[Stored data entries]
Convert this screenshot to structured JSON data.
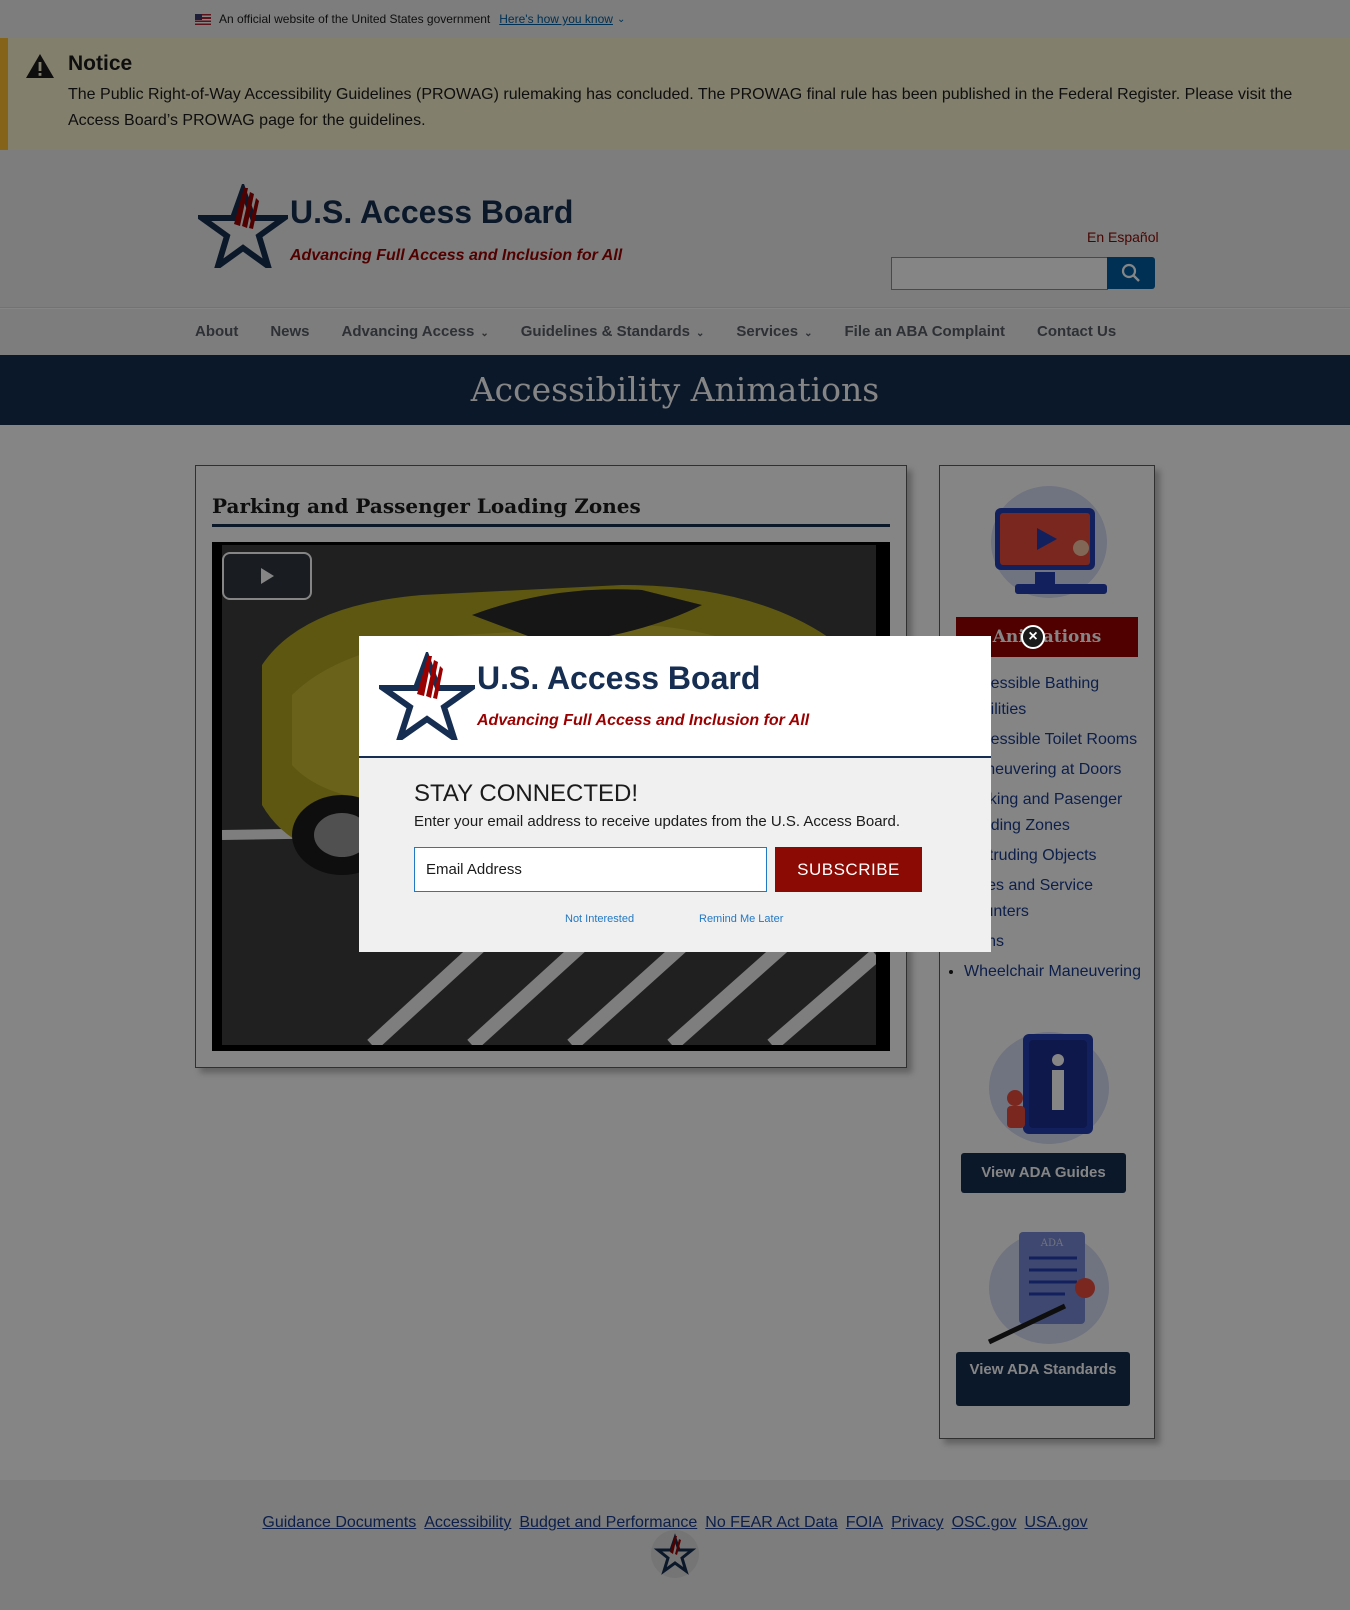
{
  "gov_banner": {
    "official_text": "An official website of the United States government",
    "how_link": "Here's how you know"
  },
  "notice": {
    "heading": "Notice",
    "body": "The Public Right-of-Way Accessibility Guidelines (PROWAG) rulemaking has concluded. The PROWAG final rule has been published in the Federal Register. Please visit the Access Board’s PROWAG page for the guidelines."
  },
  "header": {
    "title": "U.S. Access Board",
    "tagline": "Advancing Full Access and Inclusion for All",
    "language_link": "En Español",
    "search_placeholder": ""
  },
  "nav": {
    "items": [
      {
        "label": "About",
        "has_menu": false
      },
      {
        "label": "News",
        "has_menu": false
      },
      {
        "label": "Advancing Access",
        "has_menu": true
      },
      {
        "label": "Guidelines & Standards",
        "has_menu": true
      },
      {
        "label": "Services",
        "has_menu": true
      },
      {
        "label": "File an ABA Complaint",
        "has_menu": false
      },
      {
        "label": "Contact Us",
        "has_menu": false
      }
    ]
  },
  "page": {
    "title": "Accessibility Animations"
  },
  "video": {
    "heading": "Parking and Passenger Loading Zones",
    "heading_display": "Parking and Pasenger Loading Zones"
  },
  "sidebar": {
    "animations_label": "Animations",
    "animation_items": [
      "Accessible Bathing Facilities",
      "Accessible Toilet Rooms",
      "Maneuvering at Doors",
      "Parking and Pasenger Loading Zones",
      "Protruding Objects",
      "Sales and Service Counters",
      "Signs",
      "Wheelchair Maneuvering"
    ],
    "ada_guides_button": "View ADA Guides",
    "ada_standards_button": "View ADA Standards",
    "standards_doc_label": "ADA"
  },
  "footer": {
    "links": [
      "Guidance Documents",
      "Accessibility",
      "Budget and Performance",
      "No FEAR Act Data",
      "FOIA",
      "Privacy",
      "OSC.gov",
      "USA.gov"
    ]
  },
  "modal": {
    "title": "U.S. Access Board",
    "tagline": "Advancing Full Access and Inclusion for All",
    "heading": "STAY CONNECTED!",
    "subtext": "Enter your email address to receive updates from the U.S. Access Board.",
    "email_placeholder": "Email Address",
    "subscribe_label": "SUBSCRIBE",
    "not_interested": "Not Interested",
    "remind_later": "Remind Me Later",
    "close_symbol": "×"
  },
  "colors": {
    "navy": "#162e51",
    "brand_red": "#9b0000",
    "link_blue": "#005ea2",
    "notice_bg": "#faf3d1",
    "notice_accent": "#ffbe2e"
  }
}
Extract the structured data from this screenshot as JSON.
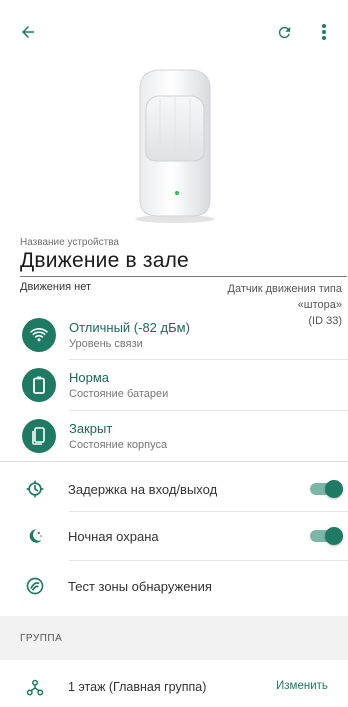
{
  "header": {
    "back_icon": "arrow-left-icon",
    "refresh_icon": "refresh-icon",
    "more_icon": "more-vertical-icon"
  },
  "device": {
    "name_label": "Название устройства",
    "name": "Движение в зале",
    "motion_status": "Движения нет",
    "type_line1": "Датчик движения типа",
    "type_line2": "«штора»",
    "type_line3": "(ID 33)"
  },
  "status": {
    "signal": {
      "icon": "wifi-icon",
      "title": "Отличный (-82 дБм)",
      "subtitle": "Уровень связи"
    },
    "battery": {
      "icon": "battery-icon",
      "title": "Норма",
      "subtitle": "Состояние батареи"
    },
    "case": {
      "icon": "tamper-case-icon",
      "title": "Закрыт",
      "subtitle": "Состояние корпуса"
    }
  },
  "settings": {
    "entry_delay": {
      "icon": "delay-timer-icon",
      "label": "Задержка на вход/выход",
      "enabled": true
    },
    "night_guard": {
      "icon": "moon-icon",
      "label": "Ночная охрана",
      "enabled": true
    },
    "zone_test": {
      "icon": "zone-test-icon",
      "label": "Тест зоны обнаружения"
    }
  },
  "group": {
    "header": "ГРУППА",
    "icon": "group-hierarchy-icon",
    "name": "1 этаж (Главная группа)",
    "change_label": "Изменить"
  },
  "colors": {
    "accent": "#1f7a63",
    "toggle_track": "#7bb6a6",
    "led": "#22c55e"
  }
}
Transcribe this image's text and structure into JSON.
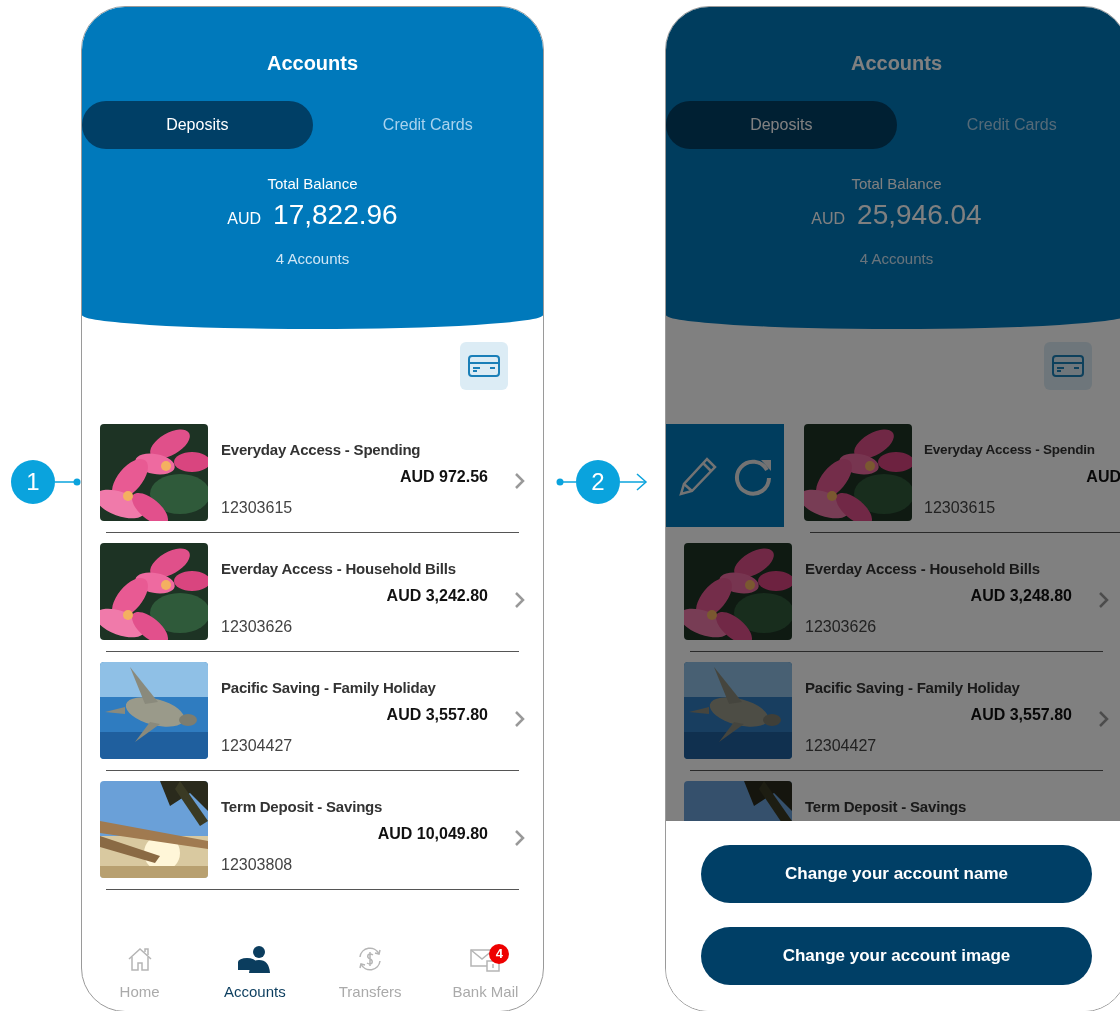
{
  "screens": [
    {
      "title": "Accounts",
      "dimmed": false,
      "tabs": [
        {
          "label": "Deposits",
          "selected": true
        },
        {
          "label": "Credit Cards",
          "selected": false
        }
      ],
      "balance": {
        "label": "Total Balance",
        "currency": "AUD",
        "amount": "17,822.96",
        "count": "4 Accounts"
      },
      "accounts": [
        {
          "name": "Everyday Access - Spending",
          "amount": "AUD 972.56",
          "number": "12303615",
          "swiped": false
        },
        {
          "name": "Everday Access - Household Bills",
          "amount": "AUD 3,242.80",
          "number": "12303626",
          "swiped": false
        },
        {
          "name": "Pacific Saving - Family Holiday",
          "amount": "AUD 3,557.80",
          "number": "12304427",
          "swiped": false
        },
        {
          "name": "Term Deposit - Savings",
          "amount": "AUD 10,049.80",
          "number": "12303808",
          "swiped": false
        }
      ],
      "nav": [
        {
          "label": "Home",
          "selected": false
        },
        {
          "label": "Accounts",
          "selected": true
        },
        {
          "label": "Transfers",
          "selected": false
        },
        {
          "label": "Bank Mail",
          "selected": false,
          "badge": "4"
        }
      ]
    },
    {
      "title": "Accounts",
      "dimmed": true,
      "tabs": [
        {
          "label": "Deposits",
          "selected": true
        },
        {
          "label": "Credit Cards",
          "selected": false
        }
      ],
      "balance": {
        "label": "Total Balance",
        "currency": "AUD",
        "amount": "25,946.04",
        "count": "4 Accounts"
      },
      "accounts": [
        {
          "name": "Everyday Access - Spendin",
          "amount": "AUD",
          "number": "12303615",
          "swiped": true
        },
        {
          "name": "Everday Access - Household Bills",
          "amount": "AUD 3,248.80",
          "number": "12303626",
          "swiped": false
        },
        {
          "name": "Pacific Saving - Family Holiday",
          "amount": "AUD 3,557.80",
          "number": "12304427",
          "swiped": false
        },
        {
          "name": "Term Deposit - Savings",
          "swiped": false
        }
      ],
      "sheet_actions": [
        {
          "label": "Change your account name"
        },
        {
          "label": "Change your account image"
        }
      ]
    }
  ],
  "callouts": [
    {
      "label": "1"
    },
    {
      "label": "2"
    }
  ]
}
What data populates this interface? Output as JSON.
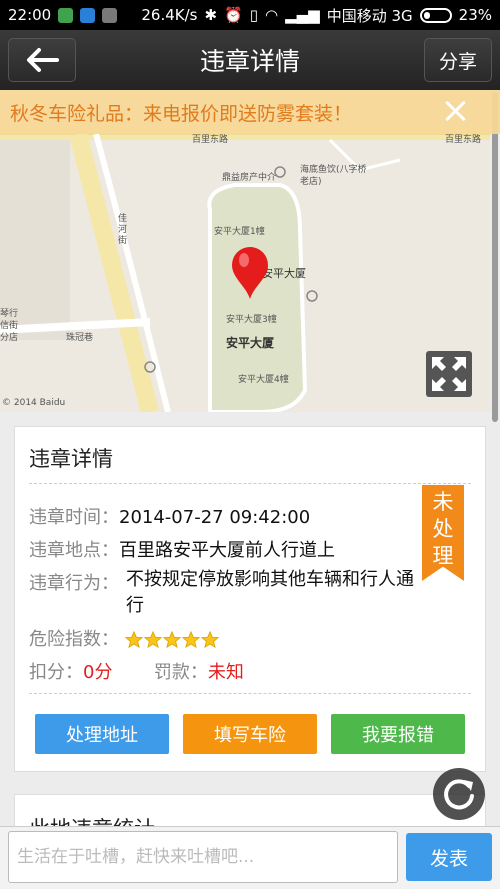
{
  "status_bar": {
    "time": "22:00",
    "speed": "26.4K/s",
    "carrier": "中国移动 3G",
    "battery": "23%"
  },
  "header": {
    "title": "违章详情",
    "share_label": "分享"
  },
  "banner": {
    "text": "秋冬车险礼品：来电报价即送防雾套装！"
  },
  "map": {
    "labels": {
      "road_top_left": "百里东路",
      "road_top_right": "百里东路",
      "agency": "鼎益房产中介",
      "restaurant": "海底鱼饮(八字桥老店)",
      "street": "佳河街",
      "building_top": "安平大厦1幢",
      "building_marker": "安平大厦",
      "building_mid": "安平大厦3幢",
      "building_main": "安平大厦",
      "building_bottom": "安平大厦4幢",
      "alley": "珠冠巷",
      "branch": "琴行信街分店",
      "copyright": "© 2014 Baidu"
    }
  },
  "detail": {
    "title": "违章详情",
    "status": "未处理",
    "time_label": "违章时间：",
    "time_value": "2014-07-27 09:42:00",
    "place_label": "违章地点：",
    "place_value": "百里路安平大厦前人行道上",
    "act_label": "违章行为：",
    "act_value": "不按规定停放影响其他车辆和行人通行",
    "risk_label": "危险指数：",
    "risk_rating": 5,
    "risk_max": 5,
    "points_label": "扣分：",
    "points_value": "0分",
    "fine_label": "罚款：",
    "fine_value": "未知",
    "buttons": {
      "address": "处理地址",
      "insurance": "填写车险",
      "report": "我要报错"
    }
  },
  "stats": {
    "title": "此地违章统计"
  },
  "comment": {
    "placeholder": "生活在于吐槽，赶快来吐槽吧...",
    "send_label": "发表"
  },
  "colors": {
    "accent_blue": "#3d9be9",
    "accent_orange": "#f5950f",
    "accent_green": "#4eb84b",
    "status_orange": "#f28a1a",
    "alert_red": "#e02020"
  },
  "icons": {
    "back": "arrow-left-icon",
    "close": "close-icon",
    "pin": "map-pin-icon",
    "expand": "expand-icon",
    "refresh": "refresh-icon",
    "star": "star-icon"
  }
}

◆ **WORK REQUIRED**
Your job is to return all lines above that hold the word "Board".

◆ **RESPONSE AREA**
    "body": "The Public Right-of-Way Accessibility Guidelines (PROWAG) rulemaking has concluded. The PROWAG final rule has been published in the Federal Register. Please visit the Access Board’s PROWAG page for the guidelines."
    "title": "U.S. Access Board",
    "title": "U.S. Access Board",
    "subtext": "Enter your email address to receive updates from the U.S. Access Board.",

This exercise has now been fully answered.